Go through the records underneath and write each one out again exactly.
==============================
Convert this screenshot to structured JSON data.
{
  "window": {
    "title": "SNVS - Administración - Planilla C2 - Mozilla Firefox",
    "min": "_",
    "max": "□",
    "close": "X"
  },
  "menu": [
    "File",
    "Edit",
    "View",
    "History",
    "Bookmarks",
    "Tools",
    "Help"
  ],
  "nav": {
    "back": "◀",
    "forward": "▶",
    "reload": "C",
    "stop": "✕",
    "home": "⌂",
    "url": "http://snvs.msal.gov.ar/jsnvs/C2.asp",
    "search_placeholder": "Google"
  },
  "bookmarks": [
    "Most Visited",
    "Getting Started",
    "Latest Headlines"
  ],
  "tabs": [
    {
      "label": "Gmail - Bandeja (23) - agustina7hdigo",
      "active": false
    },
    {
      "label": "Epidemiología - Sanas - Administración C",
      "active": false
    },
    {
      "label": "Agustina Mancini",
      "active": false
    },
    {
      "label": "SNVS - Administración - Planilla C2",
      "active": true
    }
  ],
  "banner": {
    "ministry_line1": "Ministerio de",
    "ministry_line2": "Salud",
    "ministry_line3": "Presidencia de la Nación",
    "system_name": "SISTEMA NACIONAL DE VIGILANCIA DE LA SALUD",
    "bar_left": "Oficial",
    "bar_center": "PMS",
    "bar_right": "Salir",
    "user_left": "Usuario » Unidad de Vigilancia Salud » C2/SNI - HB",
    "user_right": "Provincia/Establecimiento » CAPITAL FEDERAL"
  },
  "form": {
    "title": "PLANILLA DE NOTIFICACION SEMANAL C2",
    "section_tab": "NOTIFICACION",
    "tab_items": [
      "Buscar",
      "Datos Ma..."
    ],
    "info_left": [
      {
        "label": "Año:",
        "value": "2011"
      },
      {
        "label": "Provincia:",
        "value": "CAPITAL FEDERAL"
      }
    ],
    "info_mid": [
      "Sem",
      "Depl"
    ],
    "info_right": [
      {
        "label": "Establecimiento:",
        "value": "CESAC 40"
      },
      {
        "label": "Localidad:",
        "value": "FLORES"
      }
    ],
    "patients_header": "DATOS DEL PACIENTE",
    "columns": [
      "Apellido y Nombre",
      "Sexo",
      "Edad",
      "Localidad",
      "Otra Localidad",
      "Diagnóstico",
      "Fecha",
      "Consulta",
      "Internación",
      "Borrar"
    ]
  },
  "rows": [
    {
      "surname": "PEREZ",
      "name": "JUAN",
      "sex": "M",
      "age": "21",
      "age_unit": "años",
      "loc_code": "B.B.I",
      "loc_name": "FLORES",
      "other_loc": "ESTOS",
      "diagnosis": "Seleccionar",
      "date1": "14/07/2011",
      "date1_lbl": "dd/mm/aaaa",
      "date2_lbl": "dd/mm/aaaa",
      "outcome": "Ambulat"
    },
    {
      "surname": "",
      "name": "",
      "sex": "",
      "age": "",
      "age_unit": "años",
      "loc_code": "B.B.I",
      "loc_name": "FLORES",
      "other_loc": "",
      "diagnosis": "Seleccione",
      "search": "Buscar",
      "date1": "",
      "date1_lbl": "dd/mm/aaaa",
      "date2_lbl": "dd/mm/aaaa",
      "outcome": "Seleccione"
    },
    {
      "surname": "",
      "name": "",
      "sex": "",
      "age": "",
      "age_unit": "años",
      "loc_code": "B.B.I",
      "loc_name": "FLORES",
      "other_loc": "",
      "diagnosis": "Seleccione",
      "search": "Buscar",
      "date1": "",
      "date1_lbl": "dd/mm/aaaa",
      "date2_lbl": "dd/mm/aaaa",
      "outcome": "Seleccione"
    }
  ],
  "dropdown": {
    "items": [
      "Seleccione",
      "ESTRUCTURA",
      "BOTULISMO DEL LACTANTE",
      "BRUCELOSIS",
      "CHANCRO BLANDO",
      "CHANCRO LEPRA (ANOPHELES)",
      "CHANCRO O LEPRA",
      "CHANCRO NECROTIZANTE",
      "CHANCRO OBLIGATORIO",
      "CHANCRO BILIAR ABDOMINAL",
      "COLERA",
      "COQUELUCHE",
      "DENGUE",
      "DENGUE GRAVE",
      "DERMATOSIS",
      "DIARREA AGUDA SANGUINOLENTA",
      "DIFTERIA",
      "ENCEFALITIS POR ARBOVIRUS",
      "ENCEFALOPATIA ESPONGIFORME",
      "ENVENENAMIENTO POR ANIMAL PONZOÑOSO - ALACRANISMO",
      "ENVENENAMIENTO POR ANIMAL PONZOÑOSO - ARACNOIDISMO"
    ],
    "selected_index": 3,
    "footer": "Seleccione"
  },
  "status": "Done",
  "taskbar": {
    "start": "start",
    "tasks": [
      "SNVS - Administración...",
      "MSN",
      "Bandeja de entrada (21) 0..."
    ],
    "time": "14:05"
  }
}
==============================
Answer space ::
Convert this screenshot to structured JSON data.
{
  "window": {
    "title": "SNVS - Administración - Planilla C2 - Mozilla Firefox",
    "min": "_",
    "max": "□",
    "close": "X"
  },
  "menu": [
    "File",
    "Edit",
    "View",
    "History",
    "Bookmarks",
    "Tools",
    "Help"
  ],
  "nav": {
    "back": "◀",
    "forward": "▶",
    "reload": "C",
    "stop": "✕",
    "home": "⌂",
    "url": "http://snvs.msal.gov.ar/jsnvs/C2.asp",
    "search_placeholder": "Google"
  },
  "bookmarks": [
    "Most Visited",
    "Getting Started",
    "Latest Headlines"
  ],
  "tabs": [
    {
      "label": "Gmail - Bandeja (23) - agustina7hdigo",
      "active": false
    },
    {
      "label": "Epidemiología - Sanas - Administración C",
      "active": false
    },
    {
      "label": "Agustina Mancini",
      "active": false
    },
    {
      "label": "SNVS - Administración - Planilla C2",
      "active": true
    }
  ],
  "banner": {
    "ministry_line1": "Ministerio de",
    "ministry_line2": "Salud",
    "ministry_line3": "Presidencia de la Nación",
    "system_name": "SISTEMA NACIONAL DE VIGILANCIA DE LA SALUD",
    "bar_left": "Oficial",
    "bar_center": "PMS",
    "bar_right": "Salir",
    "user_left": "Usuario » Unidad de Vigilancia Salud » C2/SNI - HB",
    "user_right": "Provincia/Establecimiento » CAPITAL FEDERAL"
  },
  "form": {
    "title": "PLANILLA DE NOTIFICACION SEMANAL C2",
    "section_tab": "NOTIFICACION",
    "tab_items": [
      "Buscar",
      "Datos Ma..."
    ],
    "info_left": [
      {
        "label": "Año:",
        "value": "2011"
      },
      {
        "label": "Provincia:",
        "value": "CAPITAL FEDERAL"
      }
    ],
    "info_mid": [
      "Sem",
      "Depl"
    ],
    "info_right": [
      {
        "label": "Establecimiento:",
        "value": "CESAC 40"
      },
      {
        "label": "Localidad:",
        "value": "FLORES"
      }
    ],
    "patients_header": "DATOS DEL PACIENTE",
    "columns": [
      "Apellido y Nombre",
      "Sexo",
      "Edad",
      "Localidad",
      "Otra Localidad",
      "Diagnóstico",
      "Fecha",
      "Consulta",
      "Internación",
      "Borrar"
    ]
  },
  "rows": [
    {
      "surname": "PEREZ",
      "name": "JUAN",
      "sex": "M",
      "age": "21",
      "age_unit": "años",
      "loc_code": "B.B.I",
      "loc_name": "FLORES",
      "other_loc": "ESTOS",
      "diagnosis": "Seleccionar",
      "date1": "14/07/2011",
      "date1_lbl": "dd/mm/aaaa",
      "date2_lbl": "dd/mm/aaaa",
      "outcome": "Ambulat"
    },
    {
      "surname": "",
      "name": "",
      "sex": "",
      "age": "",
      "age_unit": "años",
      "loc_code": "B.B.I",
      "loc_name": "FLORES",
      "other_loc": "",
      "diagnosis": "Seleccione",
      "search": "Buscar",
      "date1": "",
      "date1_lbl": "dd/mm/aaaa",
      "date2_lbl": "dd/mm/aaaa",
      "outcome": "Seleccione"
    },
    {
      "surname": "",
      "name": "",
      "sex": "",
      "age": "",
      "age_unit": "años",
      "loc_code": "B.B.I",
      "loc_name": "FLORES",
      "other_loc": "",
      "diagnosis": "Seleccione",
      "search": "Buscar",
      "date1": "",
      "date1_lbl": "dd/mm/aaaa",
      "date2_lbl": "dd/mm/aaaa",
      "outcome": "Seleccione"
    }
  ],
  "dropdown": {
    "items": [
      "Seleccione",
      "ESTRUCTURA",
      "BOTULISMO DEL LACTANTE",
      "BRUCELOSIS",
      "CHANCRO BLANDO",
      "CHANCRO LEPRA (ANOPHELES)",
      "CHANCRO O LEPRA",
      "CHANCRO NECROTIZANTE",
      "CHANCRO OBLIGATORIO",
      "CHANCRO BILIAR ABDOMINAL",
      "COLERA",
      "COQUELUCHE",
      "DENGUE",
      "DENGUE GRAVE",
      "DERMATOSIS",
      "DIARREA AGUDA SANGUINOLENTA",
      "DIFTERIA",
      "ENCEFALITIS POR ARBOVIRUS",
      "ENCEFALOPATIA ESPONGIFORME",
      "ENVENENAMIENTO POR ANIMAL PONZOÑOSO - ALACRANISMO",
      "ENVENENAMIENTO POR ANIMAL PONZOÑOSO - ARACNOIDISMO"
    ],
    "selected_index": 3,
    "footer": "Seleccione"
  },
  "status": "Done",
  "taskbar": {
    "start": "start",
    "tasks": [
      "SNVS - Administración...",
      "MSN",
      "Bandeja de entrada (21) 0..."
    ],
    "time": "14:05"
  }
}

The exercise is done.